Later in life it’s different..or is it? Now we put up fronts a lot of the time and bury ourselves in work (or at least pretend to be too busy) so love can be a little harder to find. The scary part is that being 100% honest about how you feel about someone can actually screw the pooch! It’s sick I tell you! As adults we’re so messed up from past heartbreaks that for many of us it’s hard to trust anyone so falling in love becomes less about those old wonderful, primal feelings and more about taking a big risk in putting your trust in someone else’s hands. It can even be looked at as transactional in that two people get together because they each want something specific from the other, for example marriage, sex, security etc.
The traditional western idea of marriage has always boggled my mind since, as western socialized people, we pretty much spend our entire lives acting married to begin with! We date and practice monogamy and even get mad at our others if their eye wanders. The ironic thing is that usually marriage isn’t even a glimmer of an idea to either party at that point, so it seems a little bit crazy to expect total devotion at such a young age.
I have heaps of respect for any couple that has enjoyed a stable and mature relationship and even more for those who have parted ways amicably and tied up any loose ends. Jealousy may be an almost reptilian reflex for most but I think as humans we have the ability to reason it away either through trust or maturity.
To me Valentine’s Day has always been a bit of an oddity only because of the expectations folded into it that usually fall squarely on the shoulders of the male in a heterosexual relationship. It’s almost like “woman appreciation day” and while that may actually be a great thing I always wonder where the male equivalent is? Don’t we gentleman deserve one day a year to be un-stoic and accept the compliments of our female companions? It think there’s a conversation to be had there and you should really stay tuned to this humble blog for more on that very soon.
In the mean time I hope you remembered all the women who are special to you this Valentine’s Day and brought them flowers. If you forgot to get a rose for your mom too, then stop reading this post and get to the florist fast!
As I wait to go to the family dinner I think of all of you from all walks of life, different circumstances, and varying degrees of observance of the holiday and I would like to you wish you all a merry NusMas.
Why Nusmas and not Christmas? Well, simply, it’s because not all of you necessarily will be celebrating Christmas this year. Whether it’s because you don’t belong to any sect of Christianity or because for one reason or the other you don’t celebrate Christmas eve, think of me saying “Merry Nusmas” as personal well wishes of a festive nature.
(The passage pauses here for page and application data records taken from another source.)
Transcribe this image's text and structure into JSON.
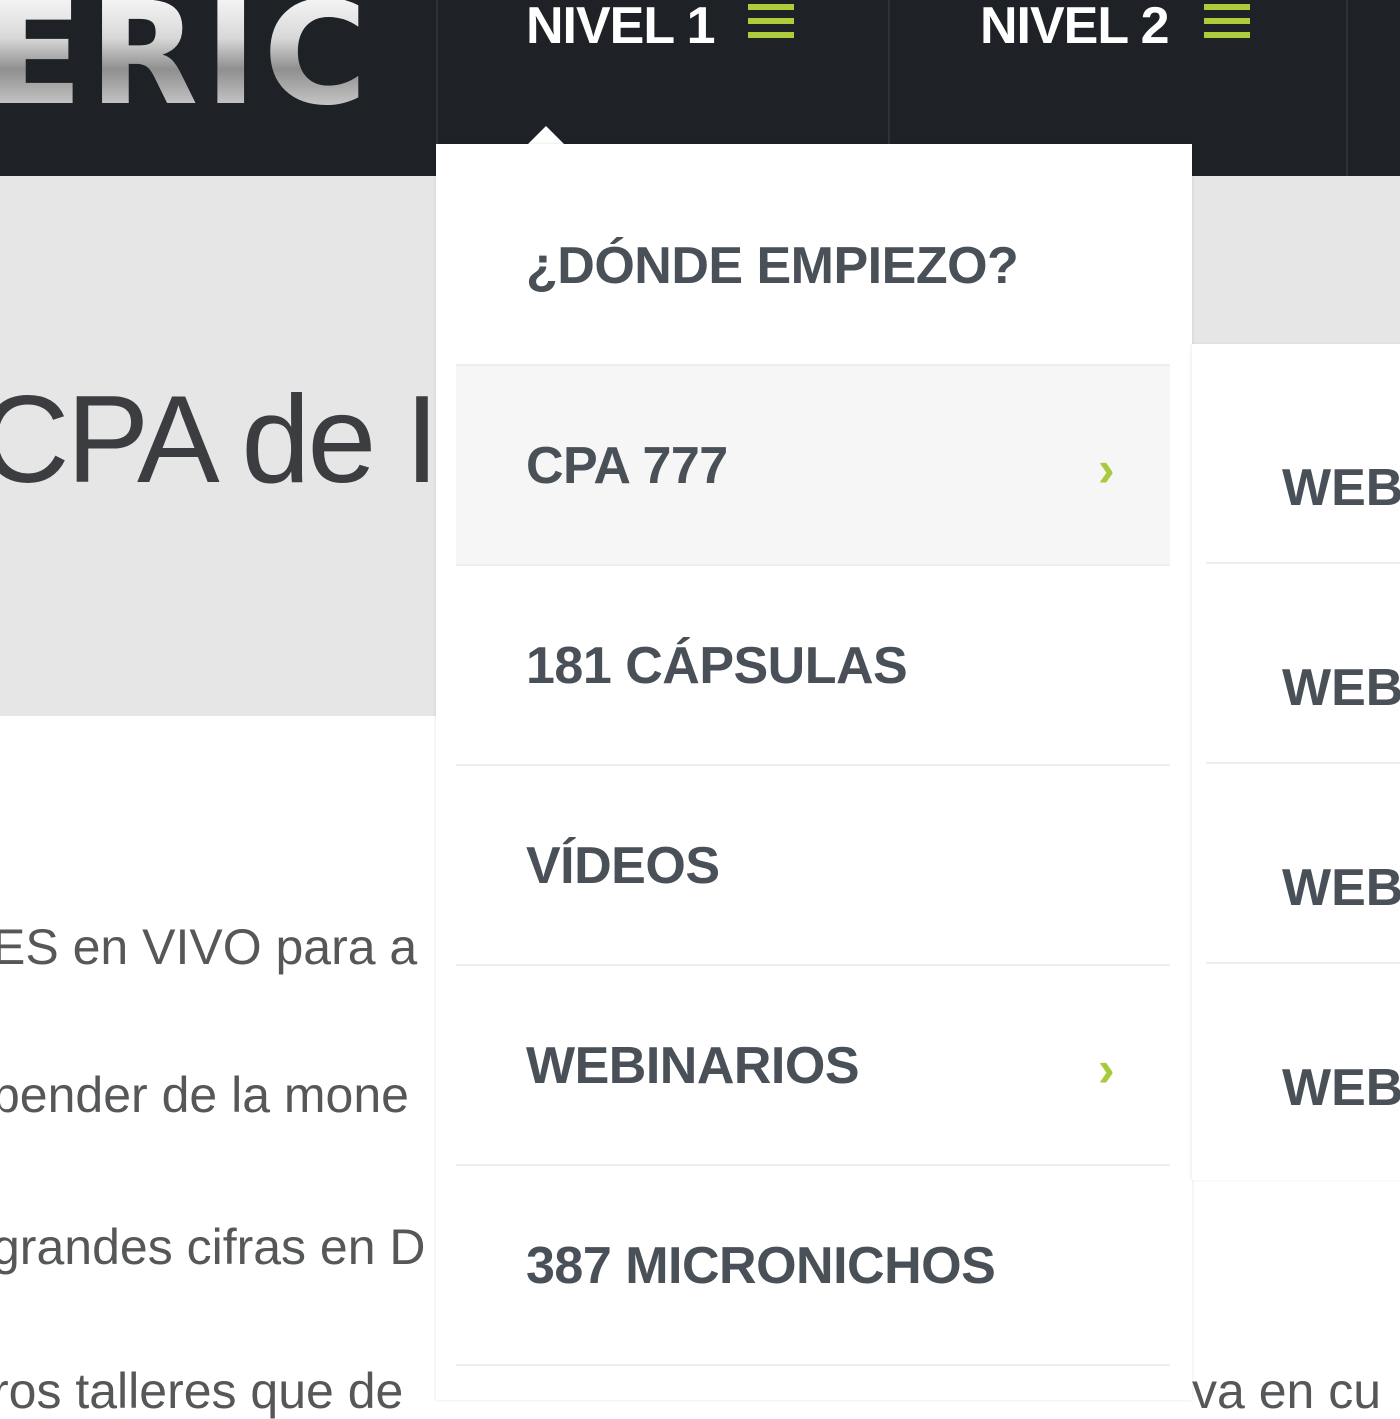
{
  "header": {
    "logo_text": "ERIC",
    "nav": [
      {
        "label": "NIVEL 1",
        "icon": "menu-icon"
      },
      {
        "label": "NIVEL 2",
        "icon": "menu-icon"
      }
    ]
  },
  "hero": {
    "title": "CPA de I"
  },
  "body_lines": [
    "ES en VIVO para a",
    "pender de la mone",
    "grandes cifras en D",
    "ros talleres que de"
  ],
  "body_line_right": "va en cu",
  "dropdown": {
    "items": [
      {
        "label": "¿DÓNDE EMPIEZO?",
        "has_submenu": false
      },
      {
        "label": "CPA 777",
        "has_submenu": true,
        "active": true
      },
      {
        "label": "181 CÁPSULAS",
        "has_submenu": false
      },
      {
        "label": "VÍDEOS",
        "has_submenu": false
      },
      {
        "label": "WEBINARIOS",
        "has_submenu": true
      },
      {
        "label": "387 MICRONICHOS",
        "has_submenu": false
      }
    ],
    "chevron": "›"
  },
  "submenu": {
    "items": [
      "WEB",
      "WEB",
      "WEB",
      "WEB"
    ]
  },
  "colors": {
    "nav_bg": "#1e2125",
    "accent": "#aecd3c",
    "menu_text": "#4a5058",
    "hero_bg": "#e6e6e6"
  }
}
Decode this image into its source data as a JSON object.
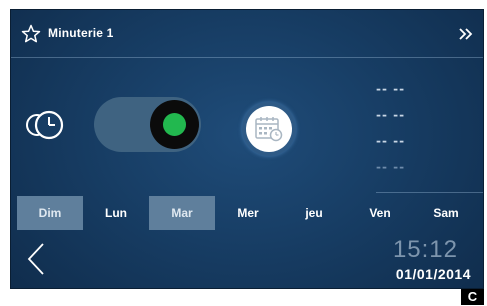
{
  "header": {
    "title": "Minuterie 1",
    "icon": "star-icon",
    "forward_icon": "double-chevron-right-icon"
  },
  "main": {
    "mode_icon": "clock-icon",
    "toggle": {
      "state": "on",
      "indicator_color": "#22b84f"
    },
    "calendar_button_icon": "calendar-clock-icon",
    "time_slots": [
      "-- --",
      "-- --",
      "-- --",
      "-- --"
    ]
  },
  "days": [
    {
      "label": "Dim",
      "selected": true
    },
    {
      "label": "Lun",
      "selected": false
    },
    {
      "label": "Mar",
      "selected": true
    },
    {
      "label": "Mer",
      "selected": false
    },
    {
      "label": "jeu",
      "selected": false
    },
    {
      "label": "Ven",
      "selected": false
    },
    {
      "label": "Sam",
      "selected": false
    }
  ],
  "footer": {
    "back_icon": "chevron-left-icon",
    "time": "15:12",
    "date": "01/01/2014"
  },
  "corner_label": "C",
  "colors": {
    "background": "#173d64",
    "selected_day": "#5f7f9c",
    "toggle_track": "#3f6381",
    "indicator_on": "#22b84f"
  }
}
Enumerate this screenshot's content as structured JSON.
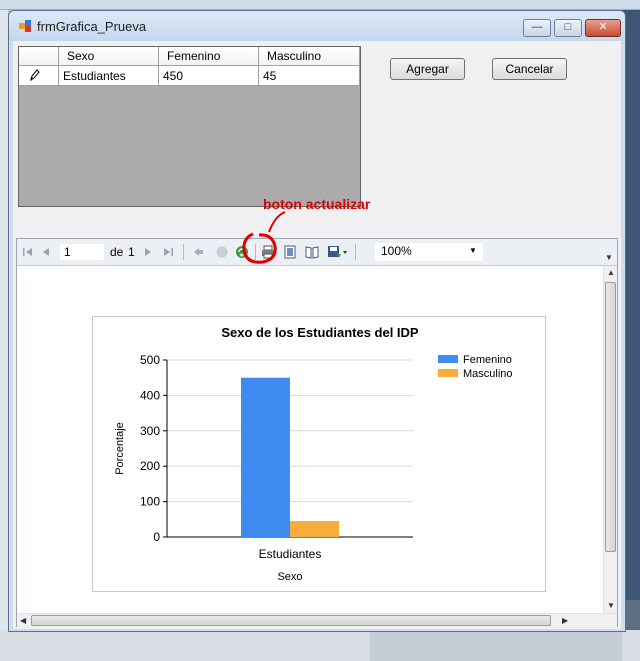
{
  "window": {
    "title": "frmGrafica_Prueva"
  },
  "grid": {
    "columns": [
      "Sexo",
      "Femenino",
      "Masculino"
    ],
    "rows": [
      {
        "sexo": "Estudiantes",
        "femenino": "450",
        "masculino": "45"
      }
    ]
  },
  "buttons": {
    "add": "Agregar",
    "cancel": "Cancelar"
  },
  "annotation": {
    "text": "boton actualizar",
    "color": "#e00000"
  },
  "toolbar": {
    "page": "1",
    "of_label": "de",
    "total_pages": "1",
    "zoom": "100%"
  },
  "colors": {
    "femenino": "#3e8cf0",
    "masculino": "#f7ac3c",
    "accent_red": "#e00000"
  },
  "chart_data": {
    "type": "bar",
    "title": "Sexo de los Estudiantes del IDP",
    "categories": [
      "Estudiantes"
    ],
    "series": [
      {
        "name": "Femenino",
        "values": [
          450
        ],
        "color": "#3e8cf0"
      },
      {
        "name": "Masculino",
        "values": [
          45
        ],
        "color": "#f7ac3c"
      }
    ],
    "xlabel": "Sexo",
    "ylabel": "Porcentaje",
    "ylim": [
      0,
      500
    ],
    "yticks": [
      0,
      100,
      200,
      300,
      400,
      500
    ],
    "grid": true,
    "legend": "top-right"
  }
}
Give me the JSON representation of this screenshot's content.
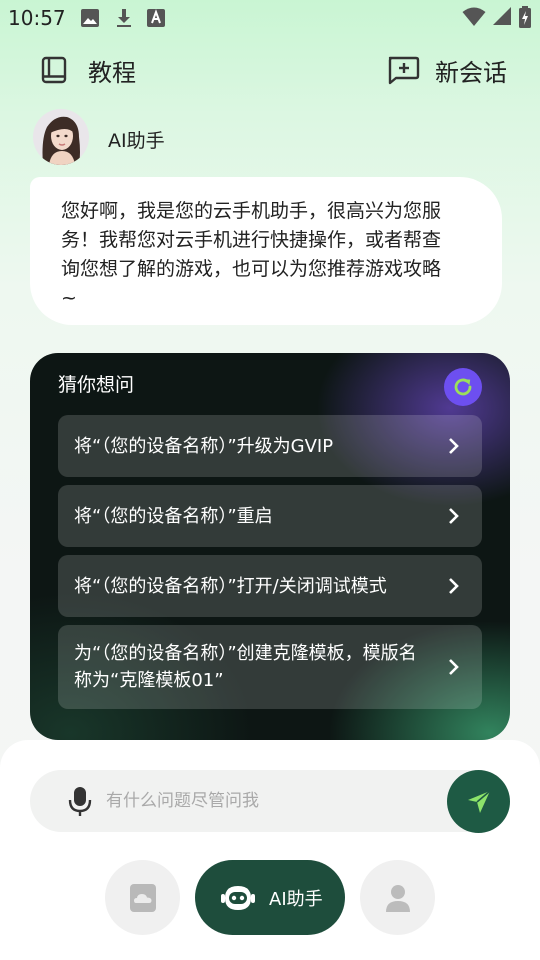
{
  "status_bar": {
    "time": "10:57",
    "left_icons": [
      "image-icon",
      "download-icon",
      "keyboard-a-icon"
    ],
    "right_icons": [
      "wifi-icon",
      "signal-icon",
      "battery-icon"
    ]
  },
  "header": {
    "tutorial_label": "教程",
    "new_chat_label": "新会话"
  },
  "assistant": {
    "name": "AI助手",
    "greeting_lines": [
      "您好啊，我是您的云手机助手，很高兴为您服",
      "务！我帮您对云手机进行快捷操作，或者帮查",
      "询您想了解的游戏，也可以为您推荐游戏攻略",
      "~"
    ]
  },
  "suggestions": {
    "title": "猜你想问",
    "items": [
      {
        "lines": [
          "将“（您的设备名称）”升级为GVIP"
        ]
      },
      {
        "lines": [
          "将“（您的设备名称）”重启"
        ]
      },
      {
        "lines": [
          "将“（您的设备名称）”打开/关闭调试模式"
        ]
      },
      {
        "lines": [
          "为“（您的设备名称）”创建克隆模板，模版名",
          "称为“克隆模板01”"
        ]
      }
    ]
  },
  "input": {
    "placeholder": "有什么问题尽管问我"
  },
  "bottom_nav": {
    "ai_label": "AI助手"
  },
  "colors": {
    "accent_dark_green": "#1e4d3c",
    "send_green": "#1e5a44",
    "refresh_purple": "#6d4ff0",
    "send_arrow_green": "#8ce36a"
  }
}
Let’s face it, if you venture outside your house you will invariably run into some festive decorations or revellers, so instead of being all grouchy about it why not be festive too? It doesn’t mean you have to celebrate Jesus as your Lord and saviour nor does it mean you have to sit in church. All I’m saying is that there is nothing wrong with being happy too and spreading good will. Who needs Xmas as excuse? We should be doing this all year.
So to everyone, whether you’re with family tonight or having a quiet night at home, Merry Nusmas! Much love to you all.
p.s. If you’re like me and do not have a fireplace at home here’s something to brighten up your room.